(Dataset records):
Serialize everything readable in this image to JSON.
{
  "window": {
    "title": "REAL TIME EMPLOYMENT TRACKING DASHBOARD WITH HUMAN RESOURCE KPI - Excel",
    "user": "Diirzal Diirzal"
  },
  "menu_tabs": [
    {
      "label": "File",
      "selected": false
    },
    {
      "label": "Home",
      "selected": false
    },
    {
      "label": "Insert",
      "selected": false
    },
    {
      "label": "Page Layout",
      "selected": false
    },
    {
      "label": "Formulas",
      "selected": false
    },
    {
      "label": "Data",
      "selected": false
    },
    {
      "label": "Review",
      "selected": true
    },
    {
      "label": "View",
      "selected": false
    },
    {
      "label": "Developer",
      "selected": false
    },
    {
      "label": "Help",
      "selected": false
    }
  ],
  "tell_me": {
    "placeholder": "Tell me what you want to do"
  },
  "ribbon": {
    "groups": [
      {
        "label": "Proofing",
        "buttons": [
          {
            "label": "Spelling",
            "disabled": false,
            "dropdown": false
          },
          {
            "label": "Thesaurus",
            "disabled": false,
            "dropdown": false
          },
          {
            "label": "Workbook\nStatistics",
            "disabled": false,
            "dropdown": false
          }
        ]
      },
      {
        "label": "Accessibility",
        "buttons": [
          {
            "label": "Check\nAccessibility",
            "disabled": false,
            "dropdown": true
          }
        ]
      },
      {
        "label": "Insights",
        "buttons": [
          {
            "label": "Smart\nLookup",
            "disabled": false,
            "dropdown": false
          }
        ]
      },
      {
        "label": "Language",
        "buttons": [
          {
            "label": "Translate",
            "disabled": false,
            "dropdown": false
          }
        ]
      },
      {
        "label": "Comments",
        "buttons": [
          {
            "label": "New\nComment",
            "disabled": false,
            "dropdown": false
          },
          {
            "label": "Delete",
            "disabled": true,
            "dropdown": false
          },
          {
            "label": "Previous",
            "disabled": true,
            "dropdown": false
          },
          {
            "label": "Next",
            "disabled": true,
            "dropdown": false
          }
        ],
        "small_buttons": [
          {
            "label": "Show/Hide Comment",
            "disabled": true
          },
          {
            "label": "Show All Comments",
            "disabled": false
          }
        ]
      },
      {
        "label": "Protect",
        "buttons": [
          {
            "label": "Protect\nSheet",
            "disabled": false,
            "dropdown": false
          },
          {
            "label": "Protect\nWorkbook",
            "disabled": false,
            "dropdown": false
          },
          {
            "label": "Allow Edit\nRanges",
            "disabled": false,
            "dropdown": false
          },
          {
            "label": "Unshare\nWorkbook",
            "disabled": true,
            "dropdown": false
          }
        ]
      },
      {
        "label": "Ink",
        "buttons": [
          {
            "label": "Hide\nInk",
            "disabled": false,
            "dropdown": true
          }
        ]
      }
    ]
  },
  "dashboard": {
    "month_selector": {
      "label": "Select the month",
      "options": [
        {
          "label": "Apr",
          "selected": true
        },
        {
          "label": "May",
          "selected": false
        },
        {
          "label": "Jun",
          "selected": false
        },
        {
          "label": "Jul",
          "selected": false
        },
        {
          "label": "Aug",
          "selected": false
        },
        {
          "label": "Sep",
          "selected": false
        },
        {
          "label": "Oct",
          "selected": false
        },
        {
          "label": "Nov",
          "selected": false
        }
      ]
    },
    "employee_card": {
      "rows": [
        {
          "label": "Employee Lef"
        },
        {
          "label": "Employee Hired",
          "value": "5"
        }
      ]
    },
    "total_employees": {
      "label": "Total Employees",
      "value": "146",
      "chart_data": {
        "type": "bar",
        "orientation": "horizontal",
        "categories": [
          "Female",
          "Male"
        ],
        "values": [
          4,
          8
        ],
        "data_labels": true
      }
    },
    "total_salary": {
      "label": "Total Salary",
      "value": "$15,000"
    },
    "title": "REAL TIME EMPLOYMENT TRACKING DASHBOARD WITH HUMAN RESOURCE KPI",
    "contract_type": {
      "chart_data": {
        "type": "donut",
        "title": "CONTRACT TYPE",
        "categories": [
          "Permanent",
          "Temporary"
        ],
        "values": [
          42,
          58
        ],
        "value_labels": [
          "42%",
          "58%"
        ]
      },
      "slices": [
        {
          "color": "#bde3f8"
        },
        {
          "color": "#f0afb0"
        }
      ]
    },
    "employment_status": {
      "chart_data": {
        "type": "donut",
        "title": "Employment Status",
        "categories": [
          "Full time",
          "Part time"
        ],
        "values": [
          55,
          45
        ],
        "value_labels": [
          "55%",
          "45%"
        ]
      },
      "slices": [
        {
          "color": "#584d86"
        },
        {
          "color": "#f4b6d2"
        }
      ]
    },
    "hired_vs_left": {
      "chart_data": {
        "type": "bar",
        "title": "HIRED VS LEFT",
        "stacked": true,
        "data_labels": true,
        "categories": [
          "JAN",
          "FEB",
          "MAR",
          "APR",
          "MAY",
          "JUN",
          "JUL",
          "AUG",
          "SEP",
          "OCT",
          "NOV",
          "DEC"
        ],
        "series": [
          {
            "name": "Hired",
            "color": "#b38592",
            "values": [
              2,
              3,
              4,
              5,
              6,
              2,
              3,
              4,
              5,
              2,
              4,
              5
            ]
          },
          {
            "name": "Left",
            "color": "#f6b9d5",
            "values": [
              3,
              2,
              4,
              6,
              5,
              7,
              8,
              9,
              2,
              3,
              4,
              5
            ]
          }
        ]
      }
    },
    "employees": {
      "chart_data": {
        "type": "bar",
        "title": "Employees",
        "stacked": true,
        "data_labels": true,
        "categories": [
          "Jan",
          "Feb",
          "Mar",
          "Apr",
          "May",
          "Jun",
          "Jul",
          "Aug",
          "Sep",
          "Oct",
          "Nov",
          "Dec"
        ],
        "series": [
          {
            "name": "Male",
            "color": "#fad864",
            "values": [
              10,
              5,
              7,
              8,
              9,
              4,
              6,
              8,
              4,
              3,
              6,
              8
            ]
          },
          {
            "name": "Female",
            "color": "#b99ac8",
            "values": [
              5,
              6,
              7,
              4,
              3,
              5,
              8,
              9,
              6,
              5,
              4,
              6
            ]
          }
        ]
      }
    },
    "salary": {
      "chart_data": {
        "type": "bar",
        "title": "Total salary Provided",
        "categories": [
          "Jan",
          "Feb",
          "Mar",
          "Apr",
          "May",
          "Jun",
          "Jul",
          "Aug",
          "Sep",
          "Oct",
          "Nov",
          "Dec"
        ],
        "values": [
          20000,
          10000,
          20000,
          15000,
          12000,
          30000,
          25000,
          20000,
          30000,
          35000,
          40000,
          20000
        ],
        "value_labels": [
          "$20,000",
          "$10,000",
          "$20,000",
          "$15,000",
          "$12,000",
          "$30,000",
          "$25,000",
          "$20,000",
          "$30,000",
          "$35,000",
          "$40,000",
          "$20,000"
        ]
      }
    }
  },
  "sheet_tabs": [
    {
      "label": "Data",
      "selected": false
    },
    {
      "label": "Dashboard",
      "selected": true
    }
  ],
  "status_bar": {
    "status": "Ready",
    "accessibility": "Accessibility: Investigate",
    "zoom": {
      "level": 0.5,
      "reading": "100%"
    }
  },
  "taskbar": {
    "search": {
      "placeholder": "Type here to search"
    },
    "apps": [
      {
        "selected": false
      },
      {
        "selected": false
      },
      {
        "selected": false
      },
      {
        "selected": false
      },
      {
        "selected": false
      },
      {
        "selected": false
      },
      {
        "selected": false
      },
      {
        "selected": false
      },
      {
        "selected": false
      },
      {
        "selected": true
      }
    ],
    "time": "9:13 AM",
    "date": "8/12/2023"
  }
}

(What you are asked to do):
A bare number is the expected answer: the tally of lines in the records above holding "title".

(Reply to the exercise):
7